Jonathan Israel, Professor, School of Historical Studies
Avishai Margalit, George F. Kennan Professor, School of Historical Studies
Joan Wallach Scott, Harold F. Linder Professor, School of Social Science

Conspiracy Theories in Medicine

Didier Fassin, James D. Wolfensohn Professor, School of Social Science
Institute for Advanced Study
September 25, 2010

This lecture was part of the Institute for Advanced Study’s celebration of its eightieth anniversary, and took place during the events related to the Schools and Mathematics and Natural Sciences.

Leon Levy Lecture - Mass Higher Education and the Dropout Problem

Paul Attewell
Institute for Advanced Study
April 21, 2010

Paul Atewell, Leon Levy Foundation Member, School of Social Science. In the United States, ever-increasing proportions of high school graduates continue into college, and more and more undergraduates continue into master’s programs. One concern with educational expansion is that many students do not complete their degrees; they “drop out.” Some read this as proof that too many students are going to college, but other scholars argue that not enough Americans are receiving degrees. In this talk, Paul Attewell, Professor of Sociology at the Graduate Center of the City University of New York, will consider the reasons behind the dropout phenomenon, examining individual factors but also highlighting government policies and institutional practices that undercut students’ progress toward graduation.

Critique of Humanitarian Reason

Didier Fassin
Institute for Advanced Study
February 17, 2010

Humanitarianism, which can be defined as the introduction of moral sentiments into human affairs, is a major component of contemporary politics—locally and globally—for the relief of poverty or the management of disasters, in times of peace as well as in times of war. But how different is the world and our understanding of it when we mobilize compassion rather than justice, call for emotions instead of rights, consider inequality in terms of suffering, and violence in terms of trauma? What is gained—and lost—in this translation? In this lecture, Didier Fassin, James D. Wolfensohn Professor in the School of Social Science, attempts to comprehend humanitarian government, to make sense of its expansion, and to assess its ethical and political consequences.

Leon Levy Lecture - Honor and International Violence

Institute for Advanced Study
April 30, 2009

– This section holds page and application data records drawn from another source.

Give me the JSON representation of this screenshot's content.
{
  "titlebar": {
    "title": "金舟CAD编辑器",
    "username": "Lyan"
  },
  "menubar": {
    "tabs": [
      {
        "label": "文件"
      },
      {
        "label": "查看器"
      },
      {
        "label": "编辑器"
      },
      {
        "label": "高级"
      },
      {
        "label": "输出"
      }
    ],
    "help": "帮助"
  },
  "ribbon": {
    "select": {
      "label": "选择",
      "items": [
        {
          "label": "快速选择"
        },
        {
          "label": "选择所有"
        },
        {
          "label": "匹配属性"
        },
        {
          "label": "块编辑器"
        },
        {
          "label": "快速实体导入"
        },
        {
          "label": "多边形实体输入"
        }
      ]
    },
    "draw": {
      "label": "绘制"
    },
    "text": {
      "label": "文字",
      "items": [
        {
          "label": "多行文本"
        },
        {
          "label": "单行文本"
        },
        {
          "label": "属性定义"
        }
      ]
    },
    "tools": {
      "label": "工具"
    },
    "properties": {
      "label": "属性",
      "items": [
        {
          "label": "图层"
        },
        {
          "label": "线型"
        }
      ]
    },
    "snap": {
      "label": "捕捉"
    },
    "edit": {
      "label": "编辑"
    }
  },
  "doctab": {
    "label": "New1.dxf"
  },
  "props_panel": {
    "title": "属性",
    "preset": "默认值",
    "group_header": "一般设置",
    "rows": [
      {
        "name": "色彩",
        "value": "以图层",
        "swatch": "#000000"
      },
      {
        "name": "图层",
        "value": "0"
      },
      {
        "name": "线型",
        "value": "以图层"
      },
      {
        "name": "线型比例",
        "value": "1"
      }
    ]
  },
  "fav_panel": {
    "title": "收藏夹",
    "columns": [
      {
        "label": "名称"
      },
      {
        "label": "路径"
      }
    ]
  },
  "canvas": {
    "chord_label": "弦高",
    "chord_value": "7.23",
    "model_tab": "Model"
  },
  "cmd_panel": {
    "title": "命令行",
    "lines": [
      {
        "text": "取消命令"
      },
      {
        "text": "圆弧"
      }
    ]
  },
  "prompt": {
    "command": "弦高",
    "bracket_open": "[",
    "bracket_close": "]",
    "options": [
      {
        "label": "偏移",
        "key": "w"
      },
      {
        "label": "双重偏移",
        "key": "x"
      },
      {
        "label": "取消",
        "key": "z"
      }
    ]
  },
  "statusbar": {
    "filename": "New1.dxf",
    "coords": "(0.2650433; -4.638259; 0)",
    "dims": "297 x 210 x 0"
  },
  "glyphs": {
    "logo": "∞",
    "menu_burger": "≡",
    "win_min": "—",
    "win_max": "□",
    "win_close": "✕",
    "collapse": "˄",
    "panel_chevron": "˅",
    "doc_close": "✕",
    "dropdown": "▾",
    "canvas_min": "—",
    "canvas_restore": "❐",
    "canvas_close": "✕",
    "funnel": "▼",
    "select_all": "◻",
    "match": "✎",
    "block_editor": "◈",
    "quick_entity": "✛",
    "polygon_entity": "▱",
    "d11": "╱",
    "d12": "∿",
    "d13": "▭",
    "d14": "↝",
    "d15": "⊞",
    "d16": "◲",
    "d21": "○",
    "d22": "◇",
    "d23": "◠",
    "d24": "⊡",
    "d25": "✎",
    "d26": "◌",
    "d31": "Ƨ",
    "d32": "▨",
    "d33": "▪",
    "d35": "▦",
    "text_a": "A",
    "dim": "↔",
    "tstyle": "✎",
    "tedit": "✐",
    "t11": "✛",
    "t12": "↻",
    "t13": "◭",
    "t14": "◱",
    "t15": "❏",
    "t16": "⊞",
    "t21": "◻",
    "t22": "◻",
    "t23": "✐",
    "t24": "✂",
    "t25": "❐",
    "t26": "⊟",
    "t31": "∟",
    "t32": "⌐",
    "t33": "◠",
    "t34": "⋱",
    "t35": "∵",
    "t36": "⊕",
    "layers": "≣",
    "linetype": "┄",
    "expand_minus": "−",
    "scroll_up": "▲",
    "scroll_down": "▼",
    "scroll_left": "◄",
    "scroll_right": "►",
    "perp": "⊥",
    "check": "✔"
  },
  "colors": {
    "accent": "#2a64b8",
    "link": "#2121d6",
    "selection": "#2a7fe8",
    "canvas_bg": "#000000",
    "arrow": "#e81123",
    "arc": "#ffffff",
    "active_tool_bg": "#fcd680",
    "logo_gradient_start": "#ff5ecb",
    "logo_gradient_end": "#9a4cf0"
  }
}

Barry O'Neill, Leon Levy Foundation Member, School of Social Science.  Many of the world’s societies function by codes of honor. Violence between ethnic groups or countries often follows the rules of honor among individuals, in particular among males. In general this means willingness to face risk to defend the group, to take vengeance, and to make clear to others that one values honor. Points of honor vary across cultures, however. In this lecture, Barry O’Neill, Professor of Political Science at the University of California, Los Angeles, will argue that in a dispute, a state must understand its rival’s honor code even if it rejects it. O’Neill uses game theory to study international decision-making with a view to preventing war.

Behavior Change as a Psychological Enterprise

Deborah Prentice
Visiting Professor, Institute for Advanced Study
February 25, 2009

Solving societal problems involves changing people’s behavior – inducing them to drink less, exercise more, turn down the heat, stay in school, and so on. Interventions designed to change these behaviors have met with limited success. School of Social Science Visiting Professor Deborah Prentice discusses how a closer look at interventions and their affect on people’s thoughts, feelings, and motivations reveals why some succeed and others fail, and she also suggests strategies for improving these outcomes.